Records for this exercise:
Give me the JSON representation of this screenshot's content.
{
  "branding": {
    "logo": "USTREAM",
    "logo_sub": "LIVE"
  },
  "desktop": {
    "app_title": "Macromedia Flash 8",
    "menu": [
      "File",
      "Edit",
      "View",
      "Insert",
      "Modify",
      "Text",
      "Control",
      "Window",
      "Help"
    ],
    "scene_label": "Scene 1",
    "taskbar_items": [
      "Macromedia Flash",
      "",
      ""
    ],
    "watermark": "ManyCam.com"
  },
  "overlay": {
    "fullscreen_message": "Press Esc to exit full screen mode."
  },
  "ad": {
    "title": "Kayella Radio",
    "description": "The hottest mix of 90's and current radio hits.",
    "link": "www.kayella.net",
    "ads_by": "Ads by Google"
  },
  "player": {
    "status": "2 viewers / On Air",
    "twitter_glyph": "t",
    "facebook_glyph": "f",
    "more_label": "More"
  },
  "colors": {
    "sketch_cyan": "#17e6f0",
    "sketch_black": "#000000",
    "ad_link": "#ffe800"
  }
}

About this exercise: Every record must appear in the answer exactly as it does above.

Expected answer:
Give me the JSON representation of this screenshot's content.
{
  "branding": {
    "logo": "USTREAM",
    "logo_sub": "LIVE"
  },
  "desktop": {
    "app_title": "Macromedia Flash 8",
    "menu": [
      "File",
      "Edit",
      "View",
      "Insert",
      "Modify",
      "Text",
      "Control",
      "Window",
      "Help"
    ],
    "scene_label": "Scene 1",
    "taskbar_items": [
      "Macromedia Flash",
      "",
      ""
    ],
    "watermark": "ManyCam.com"
  },
  "overlay": {
    "fullscreen_message": "Press Esc to exit full screen mode."
  },
  "ad": {
    "title": "Kayella Radio",
    "description": "The hottest mix of 90's and current radio hits.",
    "link": "www.kayella.net",
    "ads_by": "Ads by Google"
  },
  "player": {
    "status": "2 viewers / On Air",
    "twitter_glyph": "t",
    "facebook_glyph": "f",
    "more_label": "More"
  },
  "colors": {
    "sketch_cyan": "#17e6f0",
    "sketch_black": "#000000",
    "ad_link": "#ffe800"
  }
}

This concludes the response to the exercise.